  16. FACE • 4th week • Facial prominences made up mostly of neural crest derived mesenchyme of 1st pharyngeal arch appear. • The maxillary, mandibular and frontonasal prominences and the nasal placodes that appear on both sides of the frontonasal prominence. • 5th week these invaginate to form the nasal pits, creating ridges that surround the pits, medial and lateral nasal prominences. • The maxillary prominences grow medially compressing the medial nasal prominences toward the midline until they fuse together forming the upper lip. • The upper lip is fomed by the two maxillay and two medial nasal pominences. • The lower lip is formed by the merging of the two mandibular prominences on the midline.
  17. • The maxillary and lateral nasal prominences are separated by the nasolacrimal groove. • Ectoderm on the floor of this groove forms a solid epithelial cord that canalizes forming the nasolacrimal duct. • The upper end widens and forms the lacrimal sac. • The nasolacrimal duct then runs from the medial corner of the eye to the inferior meatus of the nasal cavity, and the maxillary prominences enlarge to form the cheeks and maxillae. • Nose is formed by: frontal prominence that forms the bridge, the merged medial nasal prominences form the crest and tip and the lateral nasal prominences form the sides (alae)
  18. INTERMAXILLARY SEGMENT • The medial growth of the maxillary prominences causes the two medial nasal prominences to fuse deeper and form the intermaxillary segment: • 1. labial component: philtrum of upper lip • 2. upper jaw component: caries the four incisor teeth • 3. palatal component: triangular primary palate • This is continuous with the rostral portion of the nasal septum formed by the frontal prominence.

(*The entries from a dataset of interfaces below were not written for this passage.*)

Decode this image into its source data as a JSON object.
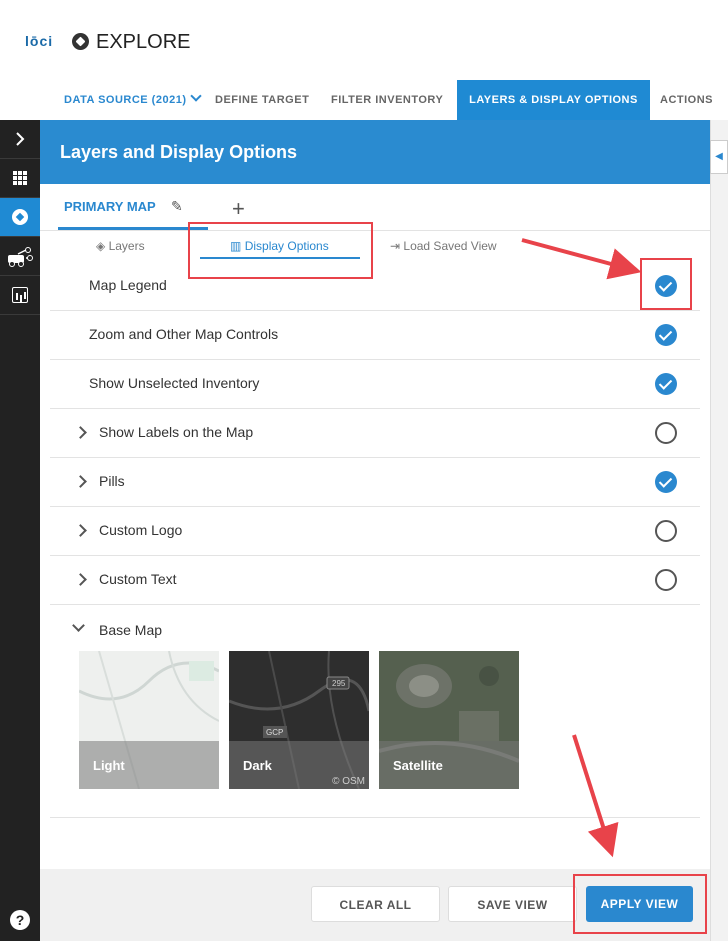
{
  "app": {
    "logo_text": "lōci",
    "title": "EXPLORE"
  },
  "nav": {
    "data_source": "DATA SOURCE (2021)",
    "define_target": "DEFINE TARGET",
    "filter_inventory": "FILTER INVENTORY",
    "layers_display": "LAYERS & DISPLAY OPTIONS",
    "actions": "ACTIONS"
  },
  "panel": {
    "title": "Layers and Display Options",
    "primary_map_tab": "PRIMARY MAP",
    "add_tab": "+"
  },
  "view_tabs": {
    "layers": "Layers",
    "display_options": "Display Options",
    "load_saved_view": "Load Saved View"
  },
  "options": [
    {
      "label": "Map Legend",
      "checked": true
    },
    {
      "label": "Zoom and Other Map Controls",
      "checked": true
    },
    {
      "label": "Show Unselected Inventory",
      "checked": true
    },
    {
      "label": "Show Labels on the Map",
      "checked": false
    },
    {
      "label": "Pills",
      "checked": true
    },
    {
      "label": "Custom Logo",
      "checked": false
    },
    {
      "label": "Custom Text",
      "checked": false
    }
  ],
  "base_map": {
    "label": "Base Map",
    "options": [
      "Light",
      "Dark",
      "Satellite"
    ],
    "dark_map_text": {
      "highway": "295",
      "place": "GCP",
      "attribution": "© OSM"
    }
  },
  "footer": {
    "clear_all": "CLEAR ALL",
    "save_view": "SAVE VIEW",
    "apply_view": "APPLY VIEW"
  },
  "colors": {
    "accent": "#2a88cf",
    "annotation": "#e8434a",
    "sidebar": "#222222"
  },
  "icons": [
    "compass-icon",
    "chevron-right-icon",
    "grid-icon",
    "route-icon",
    "bar-chart-icon",
    "help-icon",
    "pencil-icon",
    "layers-icon",
    "map-book-icon",
    "load-icon",
    "check-icon"
  ]
}
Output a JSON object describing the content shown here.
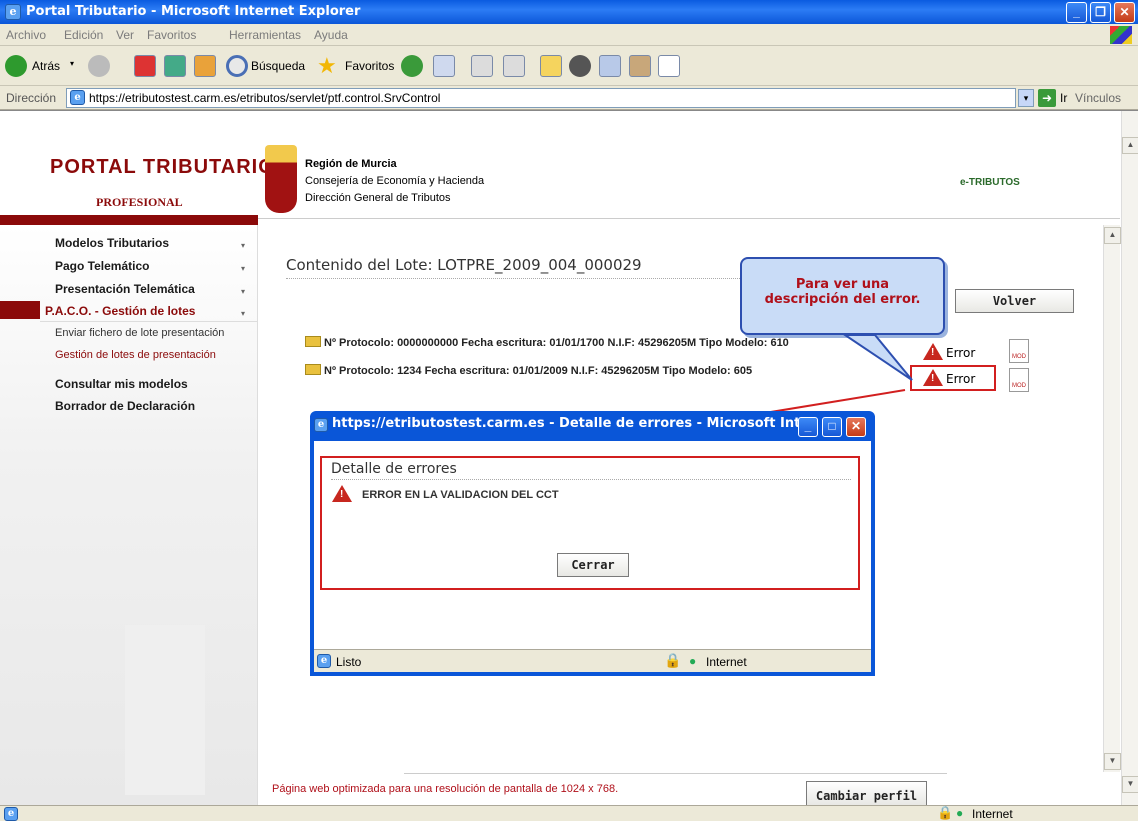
{
  "window": {
    "title": "Portal Tributario - Microsoft Internet Explorer"
  },
  "menu": [
    "Archivo",
    "Edición",
    "Ver",
    "Favoritos",
    "Herramientas",
    "Ayuda"
  ],
  "toolbar": {
    "back": "Atrás",
    "search": "Búsqueda",
    "favorites": "Favoritos"
  },
  "address": {
    "label": "Dirección",
    "url": "https://etributostest.carm.es/etributos/servlet/ptf.control.SrvControl",
    "go": "Ir",
    "links": "Vínculos"
  },
  "header": {
    "portal_title": "PORTAL TRIBUTARIO",
    "portal_sub": "PROFESIONAL",
    "region": "Región de Murcia",
    "consejeria": "Consejería de Economía y Hacienda",
    "direccion": "Dirección General de Tributos",
    "etributos": "e-TRIBUTOS"
  },
  "nav": {
    "items": [
      "Modelos Tributarios",
      "Pago Telemático",
      "Presentación Telemática",
      "P.A.C.O. - Gestión de lotes"
    ],
    "sub": [
      "Enviar fichero de lote presentación",
      "Gestión de lotes de presentación"
    ],
    "items2": [
      "Consultar mis modelos",
      "Borrador de Declaración"
    ]
  },
  "content": {
    "title": "Contenido del Lote: LOTPRE_2009_004_000029",
    "back_button": "Volver",
    "rows": [
      {
        "text": "Nº Protocolo: 0000000000  Fecha escritura: 01/01/1700  N.I.F: 45296205M  Tipo Modelo: 610",
        "status": "Error"
      },
      {
        "text": "Nº Protocolo: 1234  Fecha escritura: 01/01/2009  N.I.F: 45296205M  Tipo Modelo: 605",
        "status": "Error"
      }
    ],
    "footer_note": "Página web optimizada para una resolución de pantalla de 1024 x 768.",
    "change_profile": "Cambiar perfil"
  },
  "callout": {
    "line1": "Para ver una",
    "line2": "descripción del error."
  },
  "popup": {
    "title": "https://etributostest.carm.es - Detalle de errores - Microsoft Int...",
    "heading": "Detalle de errores",
    "error": "ERROR EN LA VALIDACION DEL CCT",
    "close_button": "Cerrar",
    "status": "Listo",
    "zone": "Internet"
  },
  "statusbar": {
    "zone": "Internet"
  },
  "colors": {
    "titlebar": "#0a5be0",
    "nav_active": "#8b0a0a",
    "callout_text": "#b0101a",
    "highlight": "#d21f1f"
  }
}
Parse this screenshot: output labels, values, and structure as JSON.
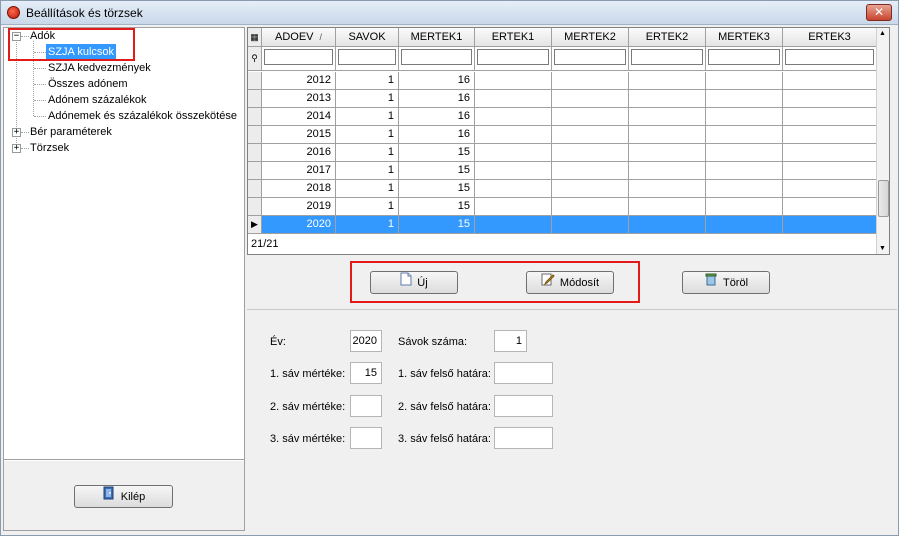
{
  "window": {
    "title": "Beállítások és törzsek"
  },
  "tree": {
    "nodes": [
      {
        "label": "Adók",
        "expander": "−"
      },
      {
        "label": "SZJA kulcsok"
      },
      {
        "label": "SZJA kedvezmények"
      },
      {
        "label": "Összes adónem"
      },
      {
        "label": "Adónem százalékok"
      },
      {
        "label": "Adónemek és százalékok összekötése"
      },
      {
        "label": "Bér paraméterek",
        "expander": "+"
      },
      {
        "label": "Törzsek",
        "expander": "+"
      }
    ]
  },
  "exit_button": {
    "label": "Kilép"
  },
  "grid": {
    "columns": [
      "ADOEV",
      "SAVOK",
      "MERTEK1",
      "ERTEK1",
      "MERTEK2",
      "ERTEK2",
      "MERTEK3",
      "ERTEK3"
    ],
    "sort_indicator": "/",
    "rows": [
      [
        "2012",
        "1",
        "16",
        "",
        "",
        "",
        "",
        ""
      ],
      [
        "2013",
        "1",
        "16",
        "",
        "",
        "",
        "",
        ""
      ],
      [
        "2014",
        "1",
        "16",
        "",
        "",
        "",
        "",
        ""
      ],
      [
        "2015",
        "1",
        "16",
        "",
        "",
        "",
        "",
        ""
      ],
      [
        "2016",
        "1",
        "15",
        "",
        "",
        "",
        "",
        ""
      ],
      [
        "2017",
        "1",
        "15",
        "",
        "",
        "",
        "",
        ""
      ],
      [
        "2018",
        "1",
        "15",
        "",
        "",
        "",
        "",
        ""
      ],
      [
        "2019",
        "1",
        "15",
        "",
        "",
        "",
        "",
        ""
      ],
      [
        "2020",
        "1",
        "15",
        "",
        "",
        "",
        "",
        ""
      ]
    ],
    "footer": "21/21"
  },
  "actions": {
    "new": "Új",
    "modify": "Módosít",
    "delete": "Töröl"
  },
  "form": {
    "year_label": "Év:",
    "year_value": "2020",
    "bands_label": "Sávok száma:",
    "bands_value": "1",
    "rate1_label": "1. sáv mértéke:",
    "rate1_value": "15",
    "upper1_label": "1. sáv felső határa:",
    "upper1_value": "",
    "rate2_label": "2. sáv mértéke:",
    "rate2_value": "",
    "upper2_label": "2. sáv felső határa:",
    "upper2_value": "",
    "rate3_label": "3. sáv mértéke:",
    "rate3_value": "",
    "upper3_label": "3. sáv felső határa:",
    "upper3_value": ""
  },
  "colors": {
    "selection": "#3399ff",
    "highlight": "#e21a1a"
  }
}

  19. SECONDARY PALATE • The main definitive palate is formed by two shelf like outgrowths (palatine shelves) of the maxillary prominences. • 7th week the palatine shelves ascend horizontally above the tongue and fuse forming the secondary palate. • Anteriorly they fuse with the triangular primary palate and the incisive foramen marks the midline between both. • The nasal septum (frontonasal prominence) grows down and fuses with the cephalic aspect of the palate.
  20. NASAL CAVITIES • 6th week • Nasal pits deepen and is separated by the oronasal membrane from the oral cavity by way of the newly formed foramina, primitive choanae. • These choanae lie on each side of the midline and immediately behind the primary palate but with the formation of the secondary palate and development of nasal chambers the definitive choanae lie in the junction of the nasal cavity and the pharynx. • Paranasal air sinuses develop as a diverticula of lateral nasal wall and extend into the maxilla, ethmoid, frontal and sphenoid bones. • They reach their definitve size during puberty and contribute to the definitive shape of the face.
  21. TEETH • Arise from an epithelial-mesenchyme interaction between the overlying oral epithelium and underlying mesenchyme derived from neural crest. • 6th week basal layer of oral cavity forms a c shaped structure, the dental lamina, along the length of the upper and lower jaws. • This gives rise to dental buds, 10 on each jaw, the deep surface of the buds invaginate forming the cap stage of tooth development.
  22. • The cap consists of outer dental epithelium layer and the inner dental epithelium layer and the central core of loosely woven tissue, the stellate reticulum. • The mesenchyme that originates in the neural crest in the indentation forms the dental papilla. • Bell stage: the dental cap grows and the indentation deepens appearing a bell.